Oh, right. And then there’s the issue of repaying the $70 billion of equity raised since 2014. With some sort of return, if possible, of course.
I hope you see the same staggering disconnect in these numbers I do. Which is why, without have to go too far out on a limb, I’ll state that massive losses are coming to the (bag)holders of all this debt and equity.
So why care? Because you need to understand these details in order to position yourself properly for the future. The implications are enormous.
The Danger Behind Myths and Fantasies
Once you become aware of the magical thinking involved, you then have a chance of knowing why the future is going to be very difficult for the shale industry, its investors, and then the nation(s) depending on its oil production.
Hey, sometimes myths and fantasies are harmless to hold. Like dreaming that someday you’ll be a major rock star.
But some can be incredibly damaging because they lead to poor life choices and decision-making. Like emptying your bank account to bet on the Powerball lottery, where your chances of winning are 292,201,338 to one. Or committing your nation to a ground war in Asia thinking you can “win”.
The promise of US shale oil is a very dangerous siren song. It was so carefully marketed to gullible investors that even Obama’s speechwriter and fact checkers got swept along. This is from Obama’s State of the Union speech from 2014:
Now, one of the biggest factors in bringing more jobs back is our commitment to American energy. The all-of-the-above energy strategy I announced a few years ago is working, and today, America is closer to energy independence than we’ve been in decades.
What does “energy independence” mean? It turns out, this crowd-pleasing phrase is a fantasy that lacks any useful grounding in reality. What those who claim “energy independence” are doing are lumping all forms and sources of energy into a single bucket, and then asking if the size of that bucket matches our current demand.
This is an inappropriate and dangerously misguided way to look at things is because the various types and sources of energy are not interchangeable. They don’t function the same way. They generally can’t be substituted for each other. And they don’t cost the same.
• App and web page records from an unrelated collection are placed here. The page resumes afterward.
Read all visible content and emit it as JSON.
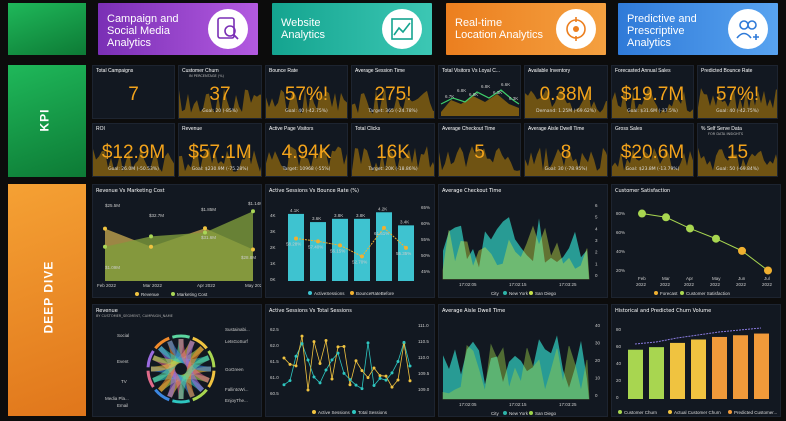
{
  "header": {
    "tiles": [
      {
        "label": "Campaign and Social Media Analytics",
        "lines": [
          "Campaign and",
          "Social Media",
          "Analytics"
        ],
        "icon": "search-person-icon",
        "color": "#8b3fc0"
      },
      {
        "label": "Website Analytics",
        "lines": [
          "Website",
          "Analytics"
        ],
        "icon": "chart-line-icon",
        "color": "#1bb7a1"
      },
      {
        "label": "Real-time Location Analytics",
        "lines": [
          "Real-time",
          "Location Analytics"
        ],
        "icon": "location-target-icon",
        "color": "#f08a2a"
      },
      {
        "label": "Predictive and Prescriptive Analytics",
        "lines": [
          "Predictive and",
          "Prescriptive",
          "Analytics"
        ],
        "icon": "people-add-icon",
        "color": "#3b86e0"
      }
    ]
  },
  "sections": {
    "kpi": "KPI",
    "deep_dive": "DEEP DIVE"
  },
  "kpis_row1": [
    {
      "label": "Total Campaigns",
      "value": "7",
      "goal": "",
      "sub": ""
    },
    {
      "label": "Customer Churn",
      "sub": "IN PERCENTAGE (%)",
      "value": "37",
      "goal": "Goal: 20 (-85%)"
    },
    {
      "label": "Bounce Rate",
      "value": "57%!",
      "goal": "Goal: 40 (-42.75%)",
      "sub": ""
    },
    {
      "label": "Average Session Time",
      "value": "275!",
      "goal": "Target: 365 (-24.78%)",
      "sub": ""
    },
    {
      "label": "Total Visitors Vs Loyal C...",
      "value": "",
      "goal": "",
      "sub": ""
    },
    {
      "label": "Available Inventory",
      "value": "0.38M",
      "goal": "Demand: 1.25M (-69.62%)",
      "sub": ""
    },
    {
      "label": "Forecasted Annual Sales",
      "value": "$19.7M",
      "goal": "Goal: $31.6M (-37.5%)",
      "sub": ""
    },
    {
      "label": "Predicted Bounce Rate",
      "value": "57%!",
      "goal": "Goal: 40 (-42.75%)",
      "sub": ""
    }
  ],
  "kpis_row2": [
    {
      "label": "ROI",
      "value": "$12.9M",
      "goal": "Goal: 26.0M (-50.53%)",
      "sub": ""
    },
    {
      "label": "Revenue",
      "value": "$57.1M",
      "goal": "Goal: $230.9M (-75.28%)",
      "sub": ""
    },
    {
      "label": "Active Page Visitors",
      "value": "4.94K",
      "goal": "Target: 10968 (-55%)",
      "sub": ""
    },
    {
      "label": "Total Clicks",
      "value": "16K",
      "goal": "Target: 20K (-18.86%)",
      "sub": ""
    },
    {
      "label": "Average Checkout Time",
      "value": "5",
      "goal": "",
      "sub": ""
    },
    {
      "label": "Average Aisle Dwell Time",
      "value": "8",
      "goal": "Goal: 30 (-78.95%)",
      "sub": ""
    },
    {
      "label": "Gross Sales",
      "value": "$20.6M",
      "goal": "Goal: $23.8M (-13.79%)",
      "sub": ""
    },
    {
      "label": "% Self Serve Data",
      "sub": "FOR DATA INSIGHTS",
      "value": "15",
      "goal": "Goal: 50 (-69.84%)"
    }
  ],
  "visitors_mini": {
    "labels": [
      "6.7K",
      "6.8K",
      "6.8K",
      "6.8K",
      "6.3K",
      "6.6K",
      "6.3K"
    ]
  },
  "charts": {
    "revenue_vs_marketing": {
      "title": "Revenue Vs Marketing Cost",
      "type": "area",
      "categories": [
        "Feb 2022",
        "Mar 2022",
        "Apr 2022",
        "May 2022"
      ],
      "series": [
        {
          "name": "Revenue",
          "values": [
            1.59,
            1.08,
            1.6,
            1.0
          ],
          "labels": [
            "$1.59M",
            "$1.08M",
            "$1.60M",
            "$1.00M"
          ]
        },
        {
          "name": "Marketing Cost",
          "values": [
            1.08,
            1.37,
            1.48,
            2.08
          ],
          "labels": [
            "$1.08M",
            "$1.37M",
            "$1.48M",
            "$2.08M"
          ]
        }
      ],
      "point_labels": [
        "$25.5M",
        "$1.09M",
        "$32.7M",
        "$1.85M",
        "$31.6M",
        "$1.14M",
        "$28.8M"
      ],
      "legend": [
        "Revenue",
        "Marketing Cost"
      ],
      "colors": [
        "#f0c340",
        "#a9d657"
      ]
    },
    "sessions_vs_bounce": {
      "title": "Active Sessions Vs Bounce Rate (%)",
      "type": "bar",
      "bar_labels": [
        "4.1K",
        "3.6K",
        "3.8K",
        "3.8K",
        "4.2K",
        "3.4K"
      ],
      "bar_values": [
        4.1,
        3.6,
        3.8,
        3.8,
        4.2,
        3.4
      ],
      "line_labels": [
        "58.28%",
        "57.40%",
        "56.15%",
        "52.70%",
        "61.61%",
        "55.35%"
      ],
      "line_values": [
        58.28,
        57.4,
        56.15,
        52.7,
        61.61,
        55.35
      ],
      "y_ticks": [
        "4K",
        "3K",
        "2K",
        "1K",
        "0K"
      ],
      "y2_ticks": [
        "65%",
        "60%",
        "55%",
        "50%",
        "45%"
      ],
      "legend": [
        "ActiveSessions",
        "BounceRateBefore"
      ],
      "colors": [
        "#3ec3d0",
        "#f0b030"
      ]
    },
    "checkout_time": {
      "title": "Average Checkout Time",
      "type": "area",
      "y_ticks": [
        "6",
        "5",
        "4",
        "3",
        "2",
        "1",
        "0"
      ],
      "x_ticks": [
        "17:02:05",
        "17:02:15",
        "17:03:25"
      ],
      "legend_title": "City",
      "legend": [
        "New York",
        "San Diego"
      ],
      "colors": [
        "#2db3a8",
        "#c4e14a"
      ]
    },
    "customer_satisfaction": {
      "title": "Customer Satisfaction",
      "type": "line",
      "categories": [
        "Feb 2022",
        "Mar 2022",
        "Apr 2022",
        "May 2022",
        "Jun 2022",
        "Jul 2022"
      ],
      "values": [
        78,
        74,
        62,
        51,
        38,
        17
      ],
      "y_ticks": [
        "80%",
        "60%",
        "40%",
        "20%"
      ],
      "legend": [
        "Forecast",
        "Customer Satisfaction"
      ],
      "colors": [
        "#f0b030",
        "#a8d650"
      ]
    },
    "revenue_chord": {
      "title": "Revenue",
      "subtitle": "BY CUSTOMER_SEGMENT, CAMPAIGN_NAME",
      "left_labels": [
        "Social",
        "Event",
        "TV",
        "Media Pla...",
        "Email"
      ],
      "right_labels": [
        "Sustainabi...",
        "LetsGoSurf",
        "GoGreen",
        "FallintoWi...",
        "EnjoyThe..."
      ]
    },
    "sessions_vs_total": {
      "title": "Active Sessions Vs Total Sessions",
      "type": "line",
      "y_ticks": [
        "62.5",
        "62.0",
        "61.5",
        "61.0",
        "60.5"
      ],
      "y2_ticks": [
        "111.0",
        "110.5",
        "110.0",
        "109.5",
        "109.0"
      ],
      "legend": [
        "Active Sessions",
        "Total Sessions"
      ],
      "colors": [
        "#f0c340",
        "#2ec6c0"
      ]
    },
    "aisle_dwell": {
      "title": "Average Aisle Dwell Time",
      "type": "area",
      "y_ticks": [
        "40",
        "30",
        "20",
        "10",
        "0"
      ],
      "x_ticks": [
        "17:02:05",
        "17:02:15",
        "17:03:25"
      ],
      "legend_title": "City",
      "legend": [
        "New York",
        "San Diego"
      ],
      "colors": [
        "#2db3a8",
        "#9bd24a"
      ]
    },
    "churn_volume": {
      "title": "Historical and Predicted Churn Volume",
      "type": "bar",
      "values": [
        58,
        61,
        66,
        70,
        73,
        75,
        77
      ],
      "y_ticks": [
        "80",
        "60",
        "40",
        "20",
        "0"
      ],
      "legend": [
        "Customer Churn",
        "Actual Customer Churn",
        "Predicted Customer..."
      ],
      "colors": [
        "#a8d650",
        "#f0c340",
        "#f09a3a"
      ]
    }
  }
}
For example, your automobile might run on gasoline which costs $2.50 a gallon. Suppose instead you could buy coal cheaper than gasoline on a BTU basis; is that any help to you as an auto driver? Would you suddenly put crushed coal into your gas tank instead of gasoline? No, of course not.
What if you had a